‘Haramokngna’ meaning “place where people gather,” is an American Indian Cultural Center focused on historic and contemporary tribal culture. Haramokngna originally opened in 1998 with a Special Use Permit from Angeles National Forest. Converted from a former fire station, the cultural center provides an exhibit space that tells the story of the five tribes of the San Gabriel Mountains: Tongva, Tataviam, Chumash, Kitanemuk, and Serrano. These five tribes are explored through their pre-European contact relationship with the land and each other via trade routes through the mountains.

Haramokngna sits on Red Box Saddle in the Angeles National Forest. It sits in the middle of the Gabrielino National Recreation Trail, historically named for the Native populations who were relocated to the San Gabriel Mission. The area was a resting spot on the trek from the desert to the sea or vice versa through which trade was accomplished. Pre-contact local tribes came here to gather the bounty of the mountains (acorn, game, pine nuts, etc.) and renew community ties.

Today there are more people of American Indian descent living in the greater Los Angeles area than in any other urban setting, most having been uprooted and relocated from indigenous and reservation lands. Through Haramokngna and working closely with our elders, we have created a significant land base in Los Angeles to serve the American Indian need to reconnect spiritually, culturally, environmentally, and socially.
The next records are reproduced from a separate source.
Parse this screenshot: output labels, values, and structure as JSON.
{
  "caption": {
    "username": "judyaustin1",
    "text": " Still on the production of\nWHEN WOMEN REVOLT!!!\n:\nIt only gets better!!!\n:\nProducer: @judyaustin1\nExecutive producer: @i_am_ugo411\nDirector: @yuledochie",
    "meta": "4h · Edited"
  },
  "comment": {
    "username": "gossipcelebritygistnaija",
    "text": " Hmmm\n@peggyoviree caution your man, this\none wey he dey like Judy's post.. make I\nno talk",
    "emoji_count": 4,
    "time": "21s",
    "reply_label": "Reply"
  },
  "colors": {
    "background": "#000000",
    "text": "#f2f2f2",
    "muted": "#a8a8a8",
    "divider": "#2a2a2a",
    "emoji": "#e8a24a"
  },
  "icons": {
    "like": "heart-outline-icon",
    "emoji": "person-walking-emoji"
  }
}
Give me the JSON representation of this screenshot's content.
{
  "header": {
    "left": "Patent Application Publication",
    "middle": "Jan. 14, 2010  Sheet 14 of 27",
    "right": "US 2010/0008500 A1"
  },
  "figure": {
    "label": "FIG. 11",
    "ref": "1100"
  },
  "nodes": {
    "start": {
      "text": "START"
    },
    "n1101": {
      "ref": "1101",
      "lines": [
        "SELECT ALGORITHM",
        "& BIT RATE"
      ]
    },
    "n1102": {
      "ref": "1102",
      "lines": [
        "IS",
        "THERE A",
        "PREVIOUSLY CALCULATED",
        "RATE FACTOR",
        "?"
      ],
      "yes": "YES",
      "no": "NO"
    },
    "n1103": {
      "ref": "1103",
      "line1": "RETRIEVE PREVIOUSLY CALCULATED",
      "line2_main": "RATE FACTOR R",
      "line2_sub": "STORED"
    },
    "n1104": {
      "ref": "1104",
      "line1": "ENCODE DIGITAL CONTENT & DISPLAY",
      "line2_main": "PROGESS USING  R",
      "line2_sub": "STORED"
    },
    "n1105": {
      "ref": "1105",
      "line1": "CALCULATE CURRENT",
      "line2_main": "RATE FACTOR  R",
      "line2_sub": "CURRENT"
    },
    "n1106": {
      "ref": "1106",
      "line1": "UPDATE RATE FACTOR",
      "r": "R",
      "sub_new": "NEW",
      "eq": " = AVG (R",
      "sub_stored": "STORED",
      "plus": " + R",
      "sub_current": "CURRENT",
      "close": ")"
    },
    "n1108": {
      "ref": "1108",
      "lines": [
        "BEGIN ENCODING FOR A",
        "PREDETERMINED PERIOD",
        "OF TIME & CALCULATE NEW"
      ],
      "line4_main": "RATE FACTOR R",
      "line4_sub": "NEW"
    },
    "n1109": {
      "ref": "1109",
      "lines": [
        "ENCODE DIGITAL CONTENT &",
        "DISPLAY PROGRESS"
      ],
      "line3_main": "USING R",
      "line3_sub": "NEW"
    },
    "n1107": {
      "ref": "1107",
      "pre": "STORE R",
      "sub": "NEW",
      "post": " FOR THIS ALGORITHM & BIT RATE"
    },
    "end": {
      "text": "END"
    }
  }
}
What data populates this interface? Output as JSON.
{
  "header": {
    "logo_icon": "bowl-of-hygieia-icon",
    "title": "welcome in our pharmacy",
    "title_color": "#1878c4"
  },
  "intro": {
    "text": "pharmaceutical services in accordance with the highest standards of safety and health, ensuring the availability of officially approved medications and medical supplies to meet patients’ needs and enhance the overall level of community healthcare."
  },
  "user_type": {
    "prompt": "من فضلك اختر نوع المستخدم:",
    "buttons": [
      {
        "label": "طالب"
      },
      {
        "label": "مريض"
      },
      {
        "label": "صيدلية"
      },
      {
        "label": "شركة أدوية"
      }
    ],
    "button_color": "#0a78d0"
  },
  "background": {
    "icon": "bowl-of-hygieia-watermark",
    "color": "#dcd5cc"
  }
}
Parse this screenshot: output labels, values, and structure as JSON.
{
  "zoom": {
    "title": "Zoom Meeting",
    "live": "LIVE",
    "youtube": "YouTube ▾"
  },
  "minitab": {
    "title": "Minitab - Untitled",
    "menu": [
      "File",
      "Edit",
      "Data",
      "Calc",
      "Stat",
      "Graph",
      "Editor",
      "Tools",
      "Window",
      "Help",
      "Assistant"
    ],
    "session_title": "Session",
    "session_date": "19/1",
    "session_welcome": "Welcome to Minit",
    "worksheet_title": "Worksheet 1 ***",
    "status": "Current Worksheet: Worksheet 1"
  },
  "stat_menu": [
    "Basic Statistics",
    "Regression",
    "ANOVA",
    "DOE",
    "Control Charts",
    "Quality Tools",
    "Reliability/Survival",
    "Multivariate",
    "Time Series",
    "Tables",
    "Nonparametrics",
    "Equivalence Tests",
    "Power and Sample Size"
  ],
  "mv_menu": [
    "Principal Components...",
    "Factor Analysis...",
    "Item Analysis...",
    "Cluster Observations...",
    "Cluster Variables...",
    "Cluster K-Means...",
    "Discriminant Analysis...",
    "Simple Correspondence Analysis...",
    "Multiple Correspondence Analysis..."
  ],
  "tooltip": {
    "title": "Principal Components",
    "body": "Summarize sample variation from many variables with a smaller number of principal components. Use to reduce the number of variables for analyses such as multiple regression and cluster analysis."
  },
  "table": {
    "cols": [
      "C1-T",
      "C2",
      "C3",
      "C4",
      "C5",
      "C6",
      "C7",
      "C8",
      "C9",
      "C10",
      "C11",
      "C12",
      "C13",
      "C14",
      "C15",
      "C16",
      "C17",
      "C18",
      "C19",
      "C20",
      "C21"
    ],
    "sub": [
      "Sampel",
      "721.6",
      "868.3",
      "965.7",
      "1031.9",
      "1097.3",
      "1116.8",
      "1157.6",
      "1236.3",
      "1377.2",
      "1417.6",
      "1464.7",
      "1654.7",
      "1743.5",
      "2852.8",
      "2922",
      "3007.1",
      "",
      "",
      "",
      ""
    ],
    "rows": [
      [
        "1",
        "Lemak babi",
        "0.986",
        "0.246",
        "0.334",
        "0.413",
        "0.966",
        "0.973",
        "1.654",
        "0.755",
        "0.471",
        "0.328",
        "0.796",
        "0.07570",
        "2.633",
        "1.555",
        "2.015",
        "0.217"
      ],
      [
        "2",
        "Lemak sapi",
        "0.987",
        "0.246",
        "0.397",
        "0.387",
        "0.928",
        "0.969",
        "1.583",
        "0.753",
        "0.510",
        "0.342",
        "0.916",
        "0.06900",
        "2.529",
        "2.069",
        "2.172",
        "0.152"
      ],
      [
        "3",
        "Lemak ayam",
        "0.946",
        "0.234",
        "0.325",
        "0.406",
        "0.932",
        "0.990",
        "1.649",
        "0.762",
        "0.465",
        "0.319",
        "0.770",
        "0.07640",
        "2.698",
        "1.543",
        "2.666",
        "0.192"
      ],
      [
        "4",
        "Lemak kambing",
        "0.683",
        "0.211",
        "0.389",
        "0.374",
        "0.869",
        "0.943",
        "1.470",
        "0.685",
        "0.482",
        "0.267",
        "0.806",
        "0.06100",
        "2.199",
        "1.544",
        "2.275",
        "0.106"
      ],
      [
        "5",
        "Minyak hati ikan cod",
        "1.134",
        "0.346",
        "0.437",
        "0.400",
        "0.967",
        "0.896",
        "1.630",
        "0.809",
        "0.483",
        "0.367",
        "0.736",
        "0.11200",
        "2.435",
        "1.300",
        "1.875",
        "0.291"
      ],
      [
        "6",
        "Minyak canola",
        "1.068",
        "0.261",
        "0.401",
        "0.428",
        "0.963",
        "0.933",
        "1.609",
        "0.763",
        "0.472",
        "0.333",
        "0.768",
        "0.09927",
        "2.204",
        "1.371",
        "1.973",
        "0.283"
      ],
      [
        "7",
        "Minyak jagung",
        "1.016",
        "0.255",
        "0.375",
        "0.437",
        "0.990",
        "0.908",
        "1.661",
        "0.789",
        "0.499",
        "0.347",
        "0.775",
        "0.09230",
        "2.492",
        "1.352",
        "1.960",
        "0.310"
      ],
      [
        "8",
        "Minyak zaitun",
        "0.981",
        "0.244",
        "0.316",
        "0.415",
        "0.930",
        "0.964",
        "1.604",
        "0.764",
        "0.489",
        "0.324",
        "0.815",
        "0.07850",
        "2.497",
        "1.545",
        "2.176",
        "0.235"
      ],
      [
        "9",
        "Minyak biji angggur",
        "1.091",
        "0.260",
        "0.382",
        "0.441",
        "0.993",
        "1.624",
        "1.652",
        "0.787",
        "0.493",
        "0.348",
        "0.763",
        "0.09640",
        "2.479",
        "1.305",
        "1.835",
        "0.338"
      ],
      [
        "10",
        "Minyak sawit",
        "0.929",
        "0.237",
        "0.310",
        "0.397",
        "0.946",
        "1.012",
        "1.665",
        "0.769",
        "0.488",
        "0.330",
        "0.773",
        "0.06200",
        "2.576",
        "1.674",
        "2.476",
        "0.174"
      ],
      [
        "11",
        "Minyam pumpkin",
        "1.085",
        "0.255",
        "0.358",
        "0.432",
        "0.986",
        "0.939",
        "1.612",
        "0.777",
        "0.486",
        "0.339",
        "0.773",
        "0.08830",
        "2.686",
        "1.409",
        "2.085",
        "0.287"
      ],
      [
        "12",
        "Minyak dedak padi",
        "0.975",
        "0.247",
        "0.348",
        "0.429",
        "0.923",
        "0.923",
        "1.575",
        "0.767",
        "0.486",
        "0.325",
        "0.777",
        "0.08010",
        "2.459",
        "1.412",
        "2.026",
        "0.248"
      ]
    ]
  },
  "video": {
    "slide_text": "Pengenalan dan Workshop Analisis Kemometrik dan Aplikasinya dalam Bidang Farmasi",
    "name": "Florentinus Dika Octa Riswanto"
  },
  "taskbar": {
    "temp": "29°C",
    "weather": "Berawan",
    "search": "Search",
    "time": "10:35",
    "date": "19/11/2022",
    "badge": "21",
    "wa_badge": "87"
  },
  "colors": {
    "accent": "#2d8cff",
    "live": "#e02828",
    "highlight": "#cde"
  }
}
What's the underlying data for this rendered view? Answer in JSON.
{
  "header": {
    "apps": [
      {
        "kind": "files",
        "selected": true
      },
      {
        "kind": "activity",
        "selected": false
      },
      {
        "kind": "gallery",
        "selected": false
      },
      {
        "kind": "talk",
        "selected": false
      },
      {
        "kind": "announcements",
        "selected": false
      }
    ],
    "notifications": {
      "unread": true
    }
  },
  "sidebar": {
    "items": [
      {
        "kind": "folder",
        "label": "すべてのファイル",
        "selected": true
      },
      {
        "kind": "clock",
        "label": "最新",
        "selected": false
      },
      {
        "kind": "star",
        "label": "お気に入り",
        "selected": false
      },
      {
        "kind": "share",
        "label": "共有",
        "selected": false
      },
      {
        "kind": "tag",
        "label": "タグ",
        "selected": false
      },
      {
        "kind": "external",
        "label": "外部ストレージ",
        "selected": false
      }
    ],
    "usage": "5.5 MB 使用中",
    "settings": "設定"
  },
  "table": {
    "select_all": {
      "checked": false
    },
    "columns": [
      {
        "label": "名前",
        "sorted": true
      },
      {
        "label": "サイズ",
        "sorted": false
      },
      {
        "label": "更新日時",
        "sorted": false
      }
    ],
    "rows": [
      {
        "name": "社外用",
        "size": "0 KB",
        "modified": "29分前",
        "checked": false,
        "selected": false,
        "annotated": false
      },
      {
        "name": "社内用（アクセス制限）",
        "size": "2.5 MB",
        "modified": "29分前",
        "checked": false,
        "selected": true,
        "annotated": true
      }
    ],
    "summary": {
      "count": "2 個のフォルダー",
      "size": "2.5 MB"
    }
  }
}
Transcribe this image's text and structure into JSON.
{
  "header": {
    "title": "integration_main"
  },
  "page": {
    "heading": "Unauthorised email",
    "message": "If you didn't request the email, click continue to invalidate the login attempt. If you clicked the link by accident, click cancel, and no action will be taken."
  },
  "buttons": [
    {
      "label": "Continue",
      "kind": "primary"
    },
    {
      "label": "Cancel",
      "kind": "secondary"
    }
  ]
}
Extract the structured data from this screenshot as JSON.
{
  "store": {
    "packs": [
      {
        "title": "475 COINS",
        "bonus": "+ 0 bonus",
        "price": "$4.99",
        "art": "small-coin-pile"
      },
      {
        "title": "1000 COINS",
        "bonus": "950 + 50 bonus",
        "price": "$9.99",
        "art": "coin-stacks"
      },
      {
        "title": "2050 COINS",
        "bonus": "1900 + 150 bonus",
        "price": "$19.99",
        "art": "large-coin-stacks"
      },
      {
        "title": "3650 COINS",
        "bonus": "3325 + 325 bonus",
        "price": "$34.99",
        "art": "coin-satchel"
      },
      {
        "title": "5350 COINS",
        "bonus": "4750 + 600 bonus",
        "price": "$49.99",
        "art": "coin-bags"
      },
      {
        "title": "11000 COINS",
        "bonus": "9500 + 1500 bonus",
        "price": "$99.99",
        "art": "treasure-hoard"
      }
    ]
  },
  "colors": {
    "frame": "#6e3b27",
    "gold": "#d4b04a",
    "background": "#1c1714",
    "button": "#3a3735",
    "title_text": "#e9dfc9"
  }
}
Whereas, community members will be the ones to take on the leadership roles in providing education to the public and groups on issues, practices, crafts, and conducting workshops while providing for healthy future generations.

Haramokngna hopes to continue to grow and be a positive influence within our communities, the forest, and to the visitors who continue to pass through these historic trade routes.